::: Records for this exercise :::
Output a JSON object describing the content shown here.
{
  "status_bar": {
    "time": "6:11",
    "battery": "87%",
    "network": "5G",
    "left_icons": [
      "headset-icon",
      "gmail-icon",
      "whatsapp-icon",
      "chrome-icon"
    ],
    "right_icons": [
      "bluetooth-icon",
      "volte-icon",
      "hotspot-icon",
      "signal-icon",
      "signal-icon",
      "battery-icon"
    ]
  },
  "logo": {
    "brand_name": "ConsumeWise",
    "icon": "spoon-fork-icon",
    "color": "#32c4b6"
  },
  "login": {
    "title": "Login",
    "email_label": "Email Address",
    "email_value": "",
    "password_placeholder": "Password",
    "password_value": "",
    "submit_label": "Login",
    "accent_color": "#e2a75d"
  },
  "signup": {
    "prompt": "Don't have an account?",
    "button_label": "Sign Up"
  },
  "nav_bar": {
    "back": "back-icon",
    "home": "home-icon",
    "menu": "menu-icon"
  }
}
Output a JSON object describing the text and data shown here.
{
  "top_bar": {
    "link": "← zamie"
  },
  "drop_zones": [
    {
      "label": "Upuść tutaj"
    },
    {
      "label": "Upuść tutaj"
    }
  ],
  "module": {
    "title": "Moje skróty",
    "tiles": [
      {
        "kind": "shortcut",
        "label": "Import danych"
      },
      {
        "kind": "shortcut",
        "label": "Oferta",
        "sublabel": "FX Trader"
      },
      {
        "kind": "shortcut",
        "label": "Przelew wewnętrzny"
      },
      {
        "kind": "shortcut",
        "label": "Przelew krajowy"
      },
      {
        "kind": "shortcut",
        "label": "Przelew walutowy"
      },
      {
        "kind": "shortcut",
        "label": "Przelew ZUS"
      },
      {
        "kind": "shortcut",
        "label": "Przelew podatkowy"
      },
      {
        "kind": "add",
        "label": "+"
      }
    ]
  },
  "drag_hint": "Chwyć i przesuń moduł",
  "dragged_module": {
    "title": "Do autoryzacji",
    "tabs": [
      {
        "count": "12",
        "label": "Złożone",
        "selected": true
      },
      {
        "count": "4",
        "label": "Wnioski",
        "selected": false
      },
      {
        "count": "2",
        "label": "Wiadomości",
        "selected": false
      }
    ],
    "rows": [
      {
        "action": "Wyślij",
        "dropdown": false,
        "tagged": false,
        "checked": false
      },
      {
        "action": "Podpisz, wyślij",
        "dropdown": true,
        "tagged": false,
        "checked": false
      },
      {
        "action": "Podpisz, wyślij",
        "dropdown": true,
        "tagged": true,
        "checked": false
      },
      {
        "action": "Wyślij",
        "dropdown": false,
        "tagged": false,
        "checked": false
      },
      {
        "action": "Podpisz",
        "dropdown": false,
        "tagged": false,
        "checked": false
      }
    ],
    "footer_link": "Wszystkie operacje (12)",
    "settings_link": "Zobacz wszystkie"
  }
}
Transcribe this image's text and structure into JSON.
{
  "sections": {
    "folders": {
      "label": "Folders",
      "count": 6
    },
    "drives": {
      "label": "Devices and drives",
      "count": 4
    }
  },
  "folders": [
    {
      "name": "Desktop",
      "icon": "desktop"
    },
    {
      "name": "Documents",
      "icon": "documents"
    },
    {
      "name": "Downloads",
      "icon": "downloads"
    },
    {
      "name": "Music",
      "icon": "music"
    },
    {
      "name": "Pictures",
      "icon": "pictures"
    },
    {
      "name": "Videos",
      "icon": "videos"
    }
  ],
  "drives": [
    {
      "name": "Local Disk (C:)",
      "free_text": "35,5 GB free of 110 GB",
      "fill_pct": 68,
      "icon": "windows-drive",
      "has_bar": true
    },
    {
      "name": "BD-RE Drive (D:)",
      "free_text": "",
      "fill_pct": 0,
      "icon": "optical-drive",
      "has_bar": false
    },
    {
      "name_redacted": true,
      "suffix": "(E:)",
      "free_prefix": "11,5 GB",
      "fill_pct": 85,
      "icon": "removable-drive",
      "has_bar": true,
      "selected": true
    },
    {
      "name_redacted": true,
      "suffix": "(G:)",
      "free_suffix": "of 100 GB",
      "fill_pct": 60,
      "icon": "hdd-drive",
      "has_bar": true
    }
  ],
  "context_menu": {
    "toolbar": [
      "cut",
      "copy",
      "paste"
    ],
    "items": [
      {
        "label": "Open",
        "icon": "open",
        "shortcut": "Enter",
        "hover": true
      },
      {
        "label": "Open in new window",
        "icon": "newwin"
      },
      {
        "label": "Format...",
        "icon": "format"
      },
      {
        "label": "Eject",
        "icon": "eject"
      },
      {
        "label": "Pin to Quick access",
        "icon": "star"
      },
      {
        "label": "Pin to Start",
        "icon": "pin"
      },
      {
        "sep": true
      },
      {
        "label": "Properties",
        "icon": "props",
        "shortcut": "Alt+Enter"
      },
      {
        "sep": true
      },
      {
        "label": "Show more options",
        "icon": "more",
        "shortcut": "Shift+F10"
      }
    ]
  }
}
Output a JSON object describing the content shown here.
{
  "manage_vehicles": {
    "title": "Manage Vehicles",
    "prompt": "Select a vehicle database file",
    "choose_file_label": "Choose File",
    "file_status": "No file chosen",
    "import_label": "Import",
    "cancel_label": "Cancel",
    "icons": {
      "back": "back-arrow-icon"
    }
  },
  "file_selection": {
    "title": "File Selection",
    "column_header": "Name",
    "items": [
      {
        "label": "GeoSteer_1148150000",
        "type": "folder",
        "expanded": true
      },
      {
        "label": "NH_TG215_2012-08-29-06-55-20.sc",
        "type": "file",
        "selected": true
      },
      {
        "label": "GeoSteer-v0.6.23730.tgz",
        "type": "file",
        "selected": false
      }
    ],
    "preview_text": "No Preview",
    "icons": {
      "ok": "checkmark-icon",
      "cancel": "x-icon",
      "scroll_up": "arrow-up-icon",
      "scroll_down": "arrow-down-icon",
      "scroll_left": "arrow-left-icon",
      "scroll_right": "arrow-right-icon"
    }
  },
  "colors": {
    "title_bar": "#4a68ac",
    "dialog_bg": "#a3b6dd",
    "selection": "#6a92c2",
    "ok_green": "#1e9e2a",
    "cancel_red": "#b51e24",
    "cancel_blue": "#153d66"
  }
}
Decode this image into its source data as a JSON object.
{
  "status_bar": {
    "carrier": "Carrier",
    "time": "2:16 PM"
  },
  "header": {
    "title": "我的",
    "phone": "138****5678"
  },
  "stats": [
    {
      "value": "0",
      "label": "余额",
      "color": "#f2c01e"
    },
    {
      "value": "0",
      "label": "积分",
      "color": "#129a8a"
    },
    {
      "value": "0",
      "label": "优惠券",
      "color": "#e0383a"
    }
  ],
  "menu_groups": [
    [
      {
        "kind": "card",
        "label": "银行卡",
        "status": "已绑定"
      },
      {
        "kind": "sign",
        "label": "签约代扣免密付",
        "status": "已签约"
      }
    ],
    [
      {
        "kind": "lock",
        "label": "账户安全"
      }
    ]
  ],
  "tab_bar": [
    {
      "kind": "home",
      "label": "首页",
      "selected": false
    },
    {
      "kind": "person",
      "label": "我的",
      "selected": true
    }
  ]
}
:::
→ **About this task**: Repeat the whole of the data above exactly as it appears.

→ **Written answer**:
Output a JSON object describing the content shown here.
{
  "status_bar": {
    "time": "6:11",
    "battery": "87%",
    "network": "5G",
    "left_icons": [
      "headset-icon",
      "gmail-icon",
      "whatsapp-icon",
      "chrome-icon"
    ],
    "right_icons": [
      "bluetooth-icon",
      "volte-icon",
      "hotspot-icon",
      "signal-icon",
      "signal-icon",
      "battery-icon"
    ]
  },
  "logo": {
    "brand_name": "ConsumeWise",
    "icon": "spoon-fork-icon",
    "color": "#32c4b6"
  },
  "login": {
    "title": "Login",
    "email_label": "Email Address",
    "email_value": "",
    "password_placeholder": "Password",
    "password_value": "",
    "submit_label": "Login",
    "accent_color": "#e2a75d"
  },
  "signup": {
    "prompt": "Don't have an account?",
    "button_label": "Sign Up"
  },
  "nav_bar": {
    "back": "back-icon",
    "home": "home-icon",
    "menu": "menu-icon"
  }
}
Output a JSON object describing the text and data shown here.
{
  "top_bar": {
    "link": "← zamie"
  },
  "drop_zones": [
    {
      "label": "Upuść tutaj"
    },
    {
      "label": "Upuść tutaj"
    }
  ],
  "module": {
    "title": "Moje skróty",
    "tiles": [
      {
        "kind": "shortcut",
        "label": "Import danych"
      },
      {
        "kind": "shortcut",
        "label": "Oferta",
        "sublabel": "FX Trader"
      },
      {
        "kind": "shortcut",
        "label": "Przelew wewnętrzny"
      },
      {
        "kind": "shortcut",
        "label": "Przelew krajowy"
      },
      {
        "kind": "shortcut",
        "label": "Przelew walutowy"
      },
      {
        "kind": "shortcut",
        "label": "Przelew ZUS"
      },
      {
        "kind": "shortcut",
        "label": "Przelew podatkowy"
      },
      {
        "kind": "add",
        "label": "+"
      }
    ]
  },
  "drag_hint": "Chwyć i przesuń moduł",
  "dragged_module": {
    "title": "Do autoryzacji",
    "tabs": [
      {
        "count": "12",
        "label": "Złożone",
        "selected": true
      },
      {
        "count": "4",
        "label": "Wnioski",
        "selected": false
      },
      {
        "count": "2",
        "label": "Wiadomości",
        "selected": false
      }
    ],
    "rows": [
      {
        "action": "Wyślij",
        "dropdown": false,
        "tagged": false,
        "checked": false
      },
      {
        "action": "Podpisz, wyślij",
        "dropdown": true,
        "tagged": false,
        "checked": false
      },
      {
        "action": "Podpisz, wyślij",
        "dropdown": true,
        "tagged": true,
        "checked": false
      },
      {
        "action": "Wyślij",
        "dropdown": false,
        "tagged": false,
        "checked": false
      },
      {
        "action": "Podpisz",
        "dropdown": false,
        "tagged": false,
        "checked": false
      }
    ],
    "footer_link": "Wszystkie operacje (12)",
    "settings_link": "Zobacz wszystkie"
  }
}
Transcribe this image's text and structure into JSON.
{
  "sections": {
    "folders": {
      "label": "Folders",
      "count": 6
    },
    "drives": {
      "label": "Devices and drives",
      "count": 4
    }
  },
  "folders": [
    {
      "name": "Desktop",
      "icon": "desktop"
    },
    {
      "name": "Documents",
      "icon": "documents"
    },
    {
      "name": "Downloads",
      "icon": "downloads"
    },
    {
      "name": "Music",
      "icon": "music"
    },
    {
      "name": "Pictures",
      "icon": "pictures"
    },
    {
      "name": "Videos",
      "icon": "videos"
    }
  ],
  "drives": [
    {
      "name": "Local Disk (C:)",
      "free_text": "35,5 GB free of 110 GB",
      "fill_pct": 68,
      "icon": "windows-drive",
      "has_bar": true
    },
    {
      "name": "BD-RE Drive (D:)",
      "free_text": "",
      "fill_pct": 0,
      "icon": "optical-drive",
      "has_bar": false
    },
    {
      "name_redacted": true,
      "suffix": "(E:)",
      "free_prefix": "11,5 GB",
      "fill_pct": 85,
      "icon": "removable-drive",
      "has_bar": true,
      "selected": true
    },
    {
      "name_redacted": true,
      "suffix": "(G:)",
      "free_suffix": "of 100 GB",
      "fill_pct": 60,
      "icon": "hdd-drive",
      "has_bar": true
    }
  ],
  "context_menu": {
    "toolbar": [
      "cut",
      "copy",
      "paste"
    ],
    "items": [
      {
        "label": "Open",
        "icon": "open",
        "shortcut": "Enter",
        "hover": true
      },
      {
        "label": "Open in new window",
        "icon": "newwin"
      },
      {
        "label": "Format...",
        "icon": "format"
      },
      {
        "label": "Eject",
        "icon": "eject"
      },
      {
        "label": "Pin to Quick access",
        "icon": "star"
      },
      {
        "label": "Pin to Start",
        "icon": "pin"
      },
      {
        "sep": true
      },
      {
        "label": "Properties",
        "icon": "props",
        "shortcut": "Alt+Enter"
      },
      {
        "sep": true
      },
      {
        "label": "Show more options",
        "icon": "more",
        "shortcut": "Shift+F10"
      }
    ]
  }
}
Output a JSON object describing the content shown here.
{
  "manage_vehicles": {
    "title": "Manage Vehicles",
    "prompt": "Select a vehicle database file",
    "choose_file_label": "Choose File",
    "file_status": "No file chosen",
    "import_label": "Import",
    "cancel_label": "Cancel",
    "icons": {
      "back": "back-arrow-icon"
    }
  },
  "file_selection": {
    "title": "File Selection",
    "column_header": "Name",
    "items": [
      {
        "label": "GeoSteer_1148150000",
        "type": "folder",
        "expanded": true
      },
      {
        "label": "NH_TG215_2012-08-29-06-55-20.sc",
        "type": "file",
        "selected": true
      },
      {
        "label": "GeoSteer-v0.6.23730.tgz",
        "type": "file",
        "selected": false
      }
    ],
    "preview_text": "No Preview",
    "icons": {
      "ok": "checkmark-icon",
      "cancel": "x-icon",
      "scroll_up": "arrow-up-icon",
      "scroll_down": "arrow-down-icon",
      "scroll_left": "arrow-left-icon",
      "scroll_right": "arrow-right-icon"
    }
  },
  "colors": {
    "title_bar": "#4a68ac",
    "dialog_bg": "#a3b6dd",
    "selection": "#6a92c2",
    "ok_green": "#1e9e2a",
    "cancel_red": "#b51e24",
    "cancel_blue": "#153d66"
  }
}
Decode this image into its source data as a JSON object.
{
  "status_bar": {
    "carrier": "Carrier",
    "time": "2:16 PM"
  },
  "header": {
    "title": "我的",
    "phone": "138****5678"
  },
  "stats": [
    {
      "value": "0",
      "label": "余额",
      "color": "#f2c01e"
    },
    {
      "value": "0",
      "label": "积分",
      "color": "#129a8a"
    },
    {
      "value": "0",
      "label": "优惠券",
      "color": "#e0383a"
    }
  ],
  "menu_groups": [
    [
      {
        "kind": "card",
        "label": "银行卡",
        "status": "已绑定"
      },
      {
        "kind": "sign",
        "label": "签约代扣免密付",
        "status": "已签约"
      }
    ],
    [
      {
        "kind": "lock",
        "label": "账户安全"
      }
    ]
  ],
  "tab_bar": [
    {
      "kind": "home",
      "label": "首页",
      "selected": false
    },
    {
      "kind": "person",
      "label": "我的",
      "selected": true
    }
  ]
}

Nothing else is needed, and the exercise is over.